Visions of William B. Travis, Davy Crockett, and Jim Bowie fighting to the death at the Alamo in 1836 linger while we cruise and climb northwestward from San Antonio, Texas. The really inspirational driving starts in Bandera-“Cowboy Capital of the World”-where the Frontier Times Museum merits a visit. Its founder, John Marvin Hunter, born in 1880, published the local newspaper, wrote many books about the Wild West, and was a great collector of western memorabilia.
Outside the town, our torquey Pontiac GTO flexes its muscles on the Texas Hill Country Trail. Tiny settlements punctuate the road before we turn north near the entrance to Garner State Park. Walnut trees and live oaks overlook this stretch of Route 83, which was a feeder for the storied Chisholm Trail when cowboys herded cattle to the railhead at Abilene after the Civil War. A plaque in the scenic overlook north of Leakey reminds us that this is the Texas Vietnam Veterans Memorial Highway.
A few miles later, the Texas Hill Country Trail turns east and heads for Kerrville, running across limestone uplands carved by the Little Guadalupe River, which the road crosses several times. When that happens, long views contrast with cliffs, shady gorges, and a few of the Lone Star State’s countless pecan orchards.
Be patient in Kerrville, where slow-moving traffic comes as something of a shock. Then finish the 180-mile drive in Fredericksburg, which is more German than many places in Germany. This attractive little town is where the future Fleet Admiral Chester W. Nimitz was born in 1885. The “modest, calm, polite” son of a widowed mother became the Pacific Fleet’s commander-in-chief after Pearl Harbor. His childhood home on Main Street is part of the nine-acre National Museum of the Pacific War.
Crockett, San Antonio (210-225-6500; www.crocketthotel.com). Not fancy, but a stone’s throw from the Alamo.
Menger, San Antonio (210-223-4361; www. mengerhotel.com). Claims to be the oldest hotel west of the Mississippi.
Fredericksburg Inn (830-997-0202; www.fredericksburg-inn.com). Comfortable and modern, near Admiral Nimitz’s childhood home.
Do set an hour aside to see Alamo-The Price of Freedom in San Antonio’s IMAX theater.
Do heed all the water-on-road warnings on the Texas Hill Country Trail.
Don’t keep going straight at the crossroads in Bandera.

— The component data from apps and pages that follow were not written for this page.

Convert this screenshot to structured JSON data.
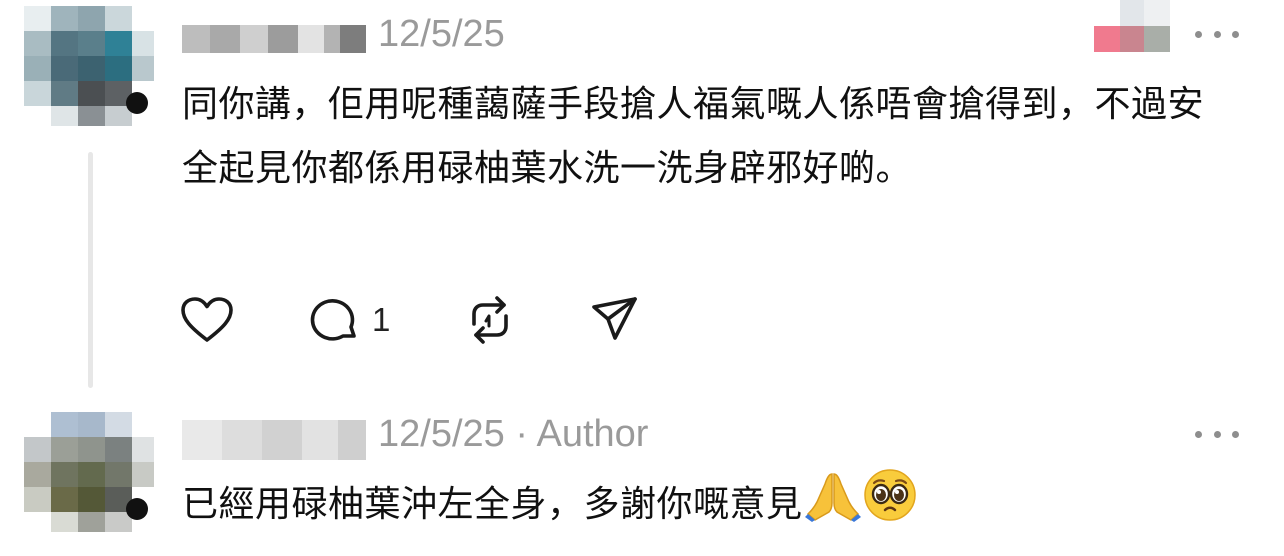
{
  "comments": [
    {
      "date": "12/5/25",
      "author_tag": "",
      "text": "同你講，佢用呢種藹薩手段搶人福氣嘅人係唔會搶得到，不過安全起見你都係用碌柚葉水洗一洗身辟邪好啲。",
      "actions": {
        "reply_count": "1"
      }
    },
    {
      "date": "12/5/25",
      "author_tag": "· Author",
      "text": "已經用碌柚葉沖左全身，多謝你嘅意見"
    }
  ],
  "icons": {
    "like": "heart-icon",
    "reply": "speech-bubble-icon",
    "repost": "repost-icon",
    "share": "paper-plane-icon",
    "more": "ellipsis-icon",
    "emoji_1": "folded-hands-emoji",
    "emoji_2": "pleading-face-emoji"
  },
  "colors": {
    "meta_text": "#9a9a9a",
    "body_text": "#101010",
    "thread_line": "#e7e7e7"
  }
}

Our route doglegs right and left.
Eat & drinkMi Tierra Cafe, San Antonio (210- 225-1262; www.mitierracafe.com). A landmark in Market Square since 1941. Locals rave about the Mexican barbecue.
Colonial Room, San Antonio (210- 223-4361; www. mengerhotel.com). Classy restaurant in a hotel whose guests have included Ulysses S. Grant and Robert E. Lee.
Rose Hill Manor, Stonewall (877-767-3445; www.rose-hill. com). The best food in the Hill Country.
Texas Travel (800-452- 9292; www.traveltex.com).
13 Days to Glory, Lon Tinkle, Texas University Press.
National Museum of the Pacific War (830-997- 4379; www.nimitz-museum.com).
What we drove
The Pontiac GTO is a classic front-engine, rear-drive American muscle car. The cherished stereotype depicts Texas as the bigger-is-better state, so the 6.0-liter V-8’s 400 hp and 400 lb-ft of torque were delightfully appropriate. There are slicker six-speed manual gearboxes on the market, but all that torque virtually eliminates the need to downshift.